Eventually, your business is going to have some software advancement. Maybe your business is small, Maybe your company is larger with substantial innovation resources already.
Whatever the reason, it can be challenging to select an software designer, specifically if you aren't a technical person.
I've heard stories about choosing developers from all sorts of individuals. Numerous have informed me, heard scary stories about how they end up with big costs and little or absolutely nothing to show for it. Thankfully, it doesn't need to be difficult to select a software designer; I have actually established 4 concerns you need to ask when you're selecting a developer.
1: Are they a contract developer or a software designer?
A professional software designer isn't really in the business of
writing code; rather, he's in the business of fixing problems, and codes just occurs to be among the manner in which he ( or she) does it. On the other hand, a contract programmer will desire you to define precisely what kind of program you want him to write. He doesn't resolve issues; he just writes code the method he's informed, and hopes it will fix the issue at hand. With a genuine software developer, you end up with a. solution that leaves everyone delighted.
The market is full of agreement programmers masquerading as software designers. Take care!
2: Are they concentrated on technology or benefits?
Some software designers can get involved their innovation; it's not uncommon to see developers who concentrates on "AS/400 mainframes" or "ingrained systems" for example.

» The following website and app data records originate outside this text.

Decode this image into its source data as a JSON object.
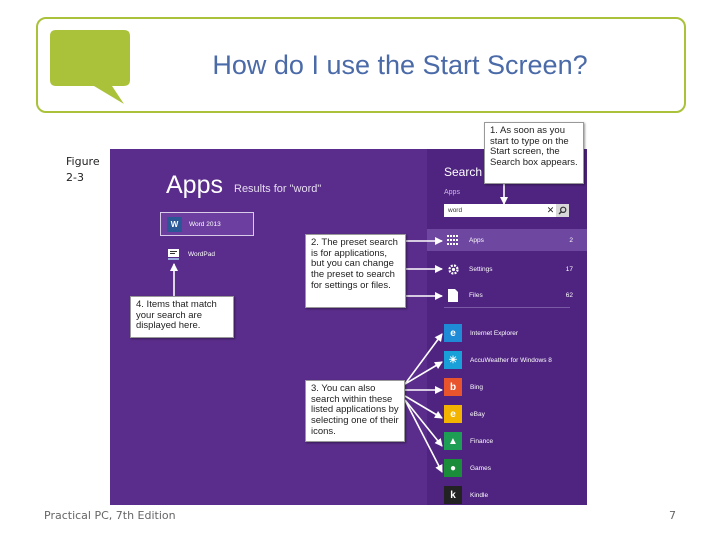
{
  "slide": {
    "title": "How do I use the Start Screen?",
    "figure_label": "Figure 2-3",
    "footer_left": "Practical PC, 7th Edition",
    "page_number": "7",
    "accent_color": "#a9c23a",
    "title_color": "#4a6aa8"
  },
  "apps_panel": {
    "heading": "Apps",
    "subheading": "Results for \"word\"",
    "results": [
      {
        "label": "Word 2013",
        "icon": "word-icon",
        "icon_text": "W"
      },
      {
        "label": "WordPad",
        "icon": "wordpad-icon",
        "icon_text": ""
      }
    ]
  },
  "search_panel": {
    "heading": "Search",
    "scope": "Apps",
    "query": "word",
    "clear_glyph": "✕",
    "scopes": [
      {
        "label": "Apps",
        "count": "2",
        "icon": "apps-grid-icon"
      },
      {
        "label": "Settings",
        "count": "17",
        "icon": "settings-gear-icon"
      },
      {
        "label": "Files",
        "count": "62",
        "icon": "files-icon"
      }
    ],
    "apps": [
      {
        "label": "Internet Explorer",
        "icon": "internet-explorer-icon",
        "icon_text": "e",
        "color": "#1f8ad6"
      },
      {
        "label": "AccuWeather for Windows 8",
        "icon": "accuweather-icon",
        "icon_text": "☀",
        "color": "#1aa0d8"
      },
      {
        "label": "Bing",
        "icon": "bing-icon",
        "icon_text": "b",
        "color": "#e8542c"
      },
      {
        "label": "eBay",
        "icon": "ebay-icon",
        "icon_text": "e",
        "color": "#f2b400"
      },
      {
        "label": "Finance",
        "icon": "finance-icon",
        "icon_text": "▲",
        "color": "#1e9e54"
      },
      {
        "label": "Games",
        "icon": "games-icon",
        "icon_text": "●",
        "color": "#1a8c3a"
      },
      {
        "label": "Kindle",
        "icon": "kindle-icon",
        "icon_text": "k",
        "color": "#222222"
      }
    ]
  },
  "callouts": {
    "c1": "1. As soon as you start to type on the Start screen, the Search box appears.",
    "c2": "2. The preset search is for applications, but you can change the preset to search for settings or files.",
    "c3": "3. You can also search within these listed applications by selecting one of their icons.",
    "c4": "4. Items that match your search are displayed here."
  }
}
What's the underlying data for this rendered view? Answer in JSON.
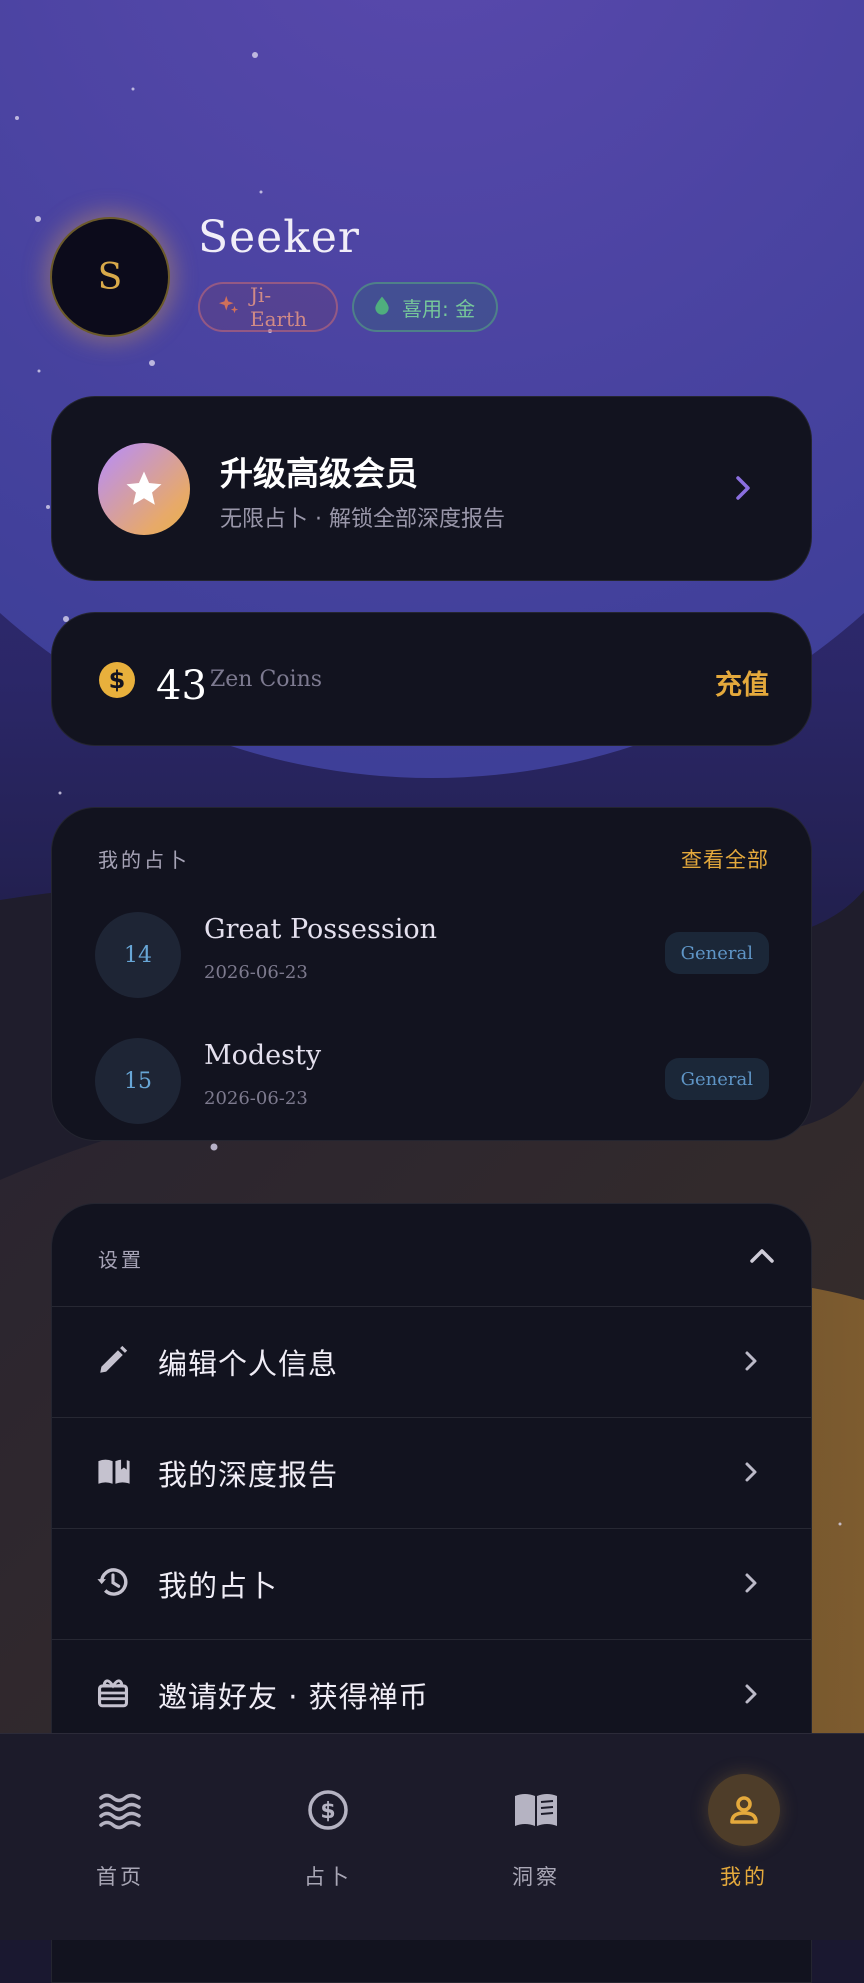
{
  "profile": {
    "avatar_letter": "S",
    "name": "Seeker",
    "tags": [
      {
        "label": "Ji-Earth",
        "icon": "sparkle-icon"
      },
      {
        "label": "喜用: 金",
        "icon": "droplet-icon"
      }
    ]
  },
  "premium": {
    "title": "升级高级会员",
    "subtitle": "无限占卜 · 解锁全部深度报告",
    "icon": "star-icon"
  },
  "coins": {
    "amount": "43",
    "label": "Zen Coins",
    "recharge_label": "充值",
    "icon": "dollar-coin-icon"
  },
  "readings": {
    "section_title": "我的占卜",
    "view_all_label": "查看全部",
    "items": [
      {
        "number": "14",
        "title": "Great Possession",
        "date": "2026-06-23",
        "category": "General"
      },
      {
        "number": "15",
        "title": "Modesty",
        "date": "2026-06-23",
        "category": "General"
      }
    ]
  },
  "settings": {
    "section_title": "设置",
    "items": [
      {
        "label": "编辑个人信息",
        "icon": "pencil-icon"
      },
      {
        "label": "我的深度报告",
        "icon": "open-book-icon"
      },
      {
        "label": "我的占卜",
        "icon": "history-icon"
      },
      {
        "label": "邀请好友 · 获得禅币",
        "icon": "gift-icon"
      }
    ]
  },
  "nav": {
    "items": [
      {
        "label": "首页",
        "icon": "waves-icon",
        "active": false
      },
      {
        "label": "占卜",
        "icon": "dollar-circle-icon",
        "active": false
      },
      {
        "label": "洞察",
        "icon": "newspaper-book-icon",
        "active": false
      },
      {
        "label": "我的",
        "icon": "person-icon",
        "active": true
      }
    ]
  },
  "colors": {
    "accent_gold": "#e4a93c",
    "card_bg": "#12131f",
    "background": "#1a1830",
    "moon": "#5046a6"
  }
}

A real software designer, however, focuses on benefiting his client, using whatever innovation is necessary, instead of on what innovation he's familiar with. You wish to work with someone that's experienced at solving problems and that will use the innovation that's best suited to your.
business, whatever it might be. You shouldn't need to pick a developer based upon what technology he's familiar with; he need to have the ability to take care of almost any technological issue, either by doing the work himself or contracting out to somebody in his network of contacts.

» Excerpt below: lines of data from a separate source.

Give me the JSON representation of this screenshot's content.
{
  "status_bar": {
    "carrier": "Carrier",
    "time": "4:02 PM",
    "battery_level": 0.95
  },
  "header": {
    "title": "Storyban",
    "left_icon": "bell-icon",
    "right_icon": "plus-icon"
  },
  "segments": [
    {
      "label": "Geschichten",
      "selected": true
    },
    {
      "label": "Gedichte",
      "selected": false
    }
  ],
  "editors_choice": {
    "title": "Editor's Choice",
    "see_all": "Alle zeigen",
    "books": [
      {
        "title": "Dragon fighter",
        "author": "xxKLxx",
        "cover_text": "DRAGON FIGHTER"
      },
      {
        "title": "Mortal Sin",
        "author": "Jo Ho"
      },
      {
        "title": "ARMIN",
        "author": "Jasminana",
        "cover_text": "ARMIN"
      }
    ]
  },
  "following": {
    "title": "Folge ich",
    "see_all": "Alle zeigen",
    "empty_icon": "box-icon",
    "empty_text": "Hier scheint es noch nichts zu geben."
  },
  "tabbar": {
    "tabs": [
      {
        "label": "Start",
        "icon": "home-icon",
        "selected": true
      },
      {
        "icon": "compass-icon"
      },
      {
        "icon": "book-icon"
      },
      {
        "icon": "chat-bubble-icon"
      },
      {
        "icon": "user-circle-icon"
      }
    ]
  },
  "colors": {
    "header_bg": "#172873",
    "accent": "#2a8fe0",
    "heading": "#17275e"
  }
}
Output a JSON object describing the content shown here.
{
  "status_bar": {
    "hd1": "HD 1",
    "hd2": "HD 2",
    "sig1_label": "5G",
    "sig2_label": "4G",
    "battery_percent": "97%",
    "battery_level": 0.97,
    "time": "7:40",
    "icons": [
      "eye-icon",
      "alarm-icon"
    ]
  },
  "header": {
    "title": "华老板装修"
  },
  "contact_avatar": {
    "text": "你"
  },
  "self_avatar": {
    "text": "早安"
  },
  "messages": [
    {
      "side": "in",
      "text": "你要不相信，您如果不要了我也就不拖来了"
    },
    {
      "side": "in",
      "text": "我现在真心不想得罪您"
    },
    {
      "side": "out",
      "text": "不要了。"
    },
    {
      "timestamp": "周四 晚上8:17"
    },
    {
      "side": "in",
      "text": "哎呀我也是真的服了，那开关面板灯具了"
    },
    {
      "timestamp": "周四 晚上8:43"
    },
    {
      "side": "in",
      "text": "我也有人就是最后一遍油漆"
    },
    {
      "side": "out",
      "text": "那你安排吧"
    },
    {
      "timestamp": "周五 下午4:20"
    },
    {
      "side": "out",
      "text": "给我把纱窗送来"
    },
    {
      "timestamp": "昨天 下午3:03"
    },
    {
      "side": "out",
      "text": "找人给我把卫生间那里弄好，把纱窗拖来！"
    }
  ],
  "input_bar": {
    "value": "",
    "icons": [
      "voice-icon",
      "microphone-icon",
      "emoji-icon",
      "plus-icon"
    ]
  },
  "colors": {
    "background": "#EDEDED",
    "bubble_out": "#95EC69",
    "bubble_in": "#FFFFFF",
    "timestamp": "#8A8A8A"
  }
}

3: Are they charging by time, or by job?
Amateur software developers have the tendency to charge for their time, not by the worth of the work they perform; so do agreement programmers. Genuine software designers, though, charge based on value supplied to you - that is, by task - NOT based on time. This is since novices hesitate that they won't have the ability to finish the project in a sensible amount of time, so they want reassurance that they'll be paid for their time in any scenario. Experienced software developers, though, are positive in their capability to provide code under their estimate, they are positive in their capability to provide value, and that they can supply worth that deserves more than their time is. You should not be making an investment decision each time you think about calling your software developer.

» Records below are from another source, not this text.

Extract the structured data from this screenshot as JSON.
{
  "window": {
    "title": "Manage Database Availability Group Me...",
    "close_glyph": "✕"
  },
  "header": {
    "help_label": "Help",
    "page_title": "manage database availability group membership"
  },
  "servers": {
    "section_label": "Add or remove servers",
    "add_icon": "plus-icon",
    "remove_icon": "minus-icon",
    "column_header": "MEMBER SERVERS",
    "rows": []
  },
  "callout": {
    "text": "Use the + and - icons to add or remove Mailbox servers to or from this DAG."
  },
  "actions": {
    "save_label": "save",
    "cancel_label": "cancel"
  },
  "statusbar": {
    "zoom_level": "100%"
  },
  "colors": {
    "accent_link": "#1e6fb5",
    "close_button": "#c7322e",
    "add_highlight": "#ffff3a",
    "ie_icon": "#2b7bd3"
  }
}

4: Are they aiming to provide a service before they know the issue?
Some designers will use to send you a proposal after a ten or twenty minute telephone call. It is impossible to accurately assess your situation that quickly; they are trying to offer you with a 'one-size-fits-all' plan. Real software designers will not provide you with responses, proposals, or costs up until they know enough about your business to have an educated viewpoint. Unless your developer is willing to invest sufficient time to actually know exactly what your issue is, you won't end up with the option that you really need, because your developer is making random shots in the dark.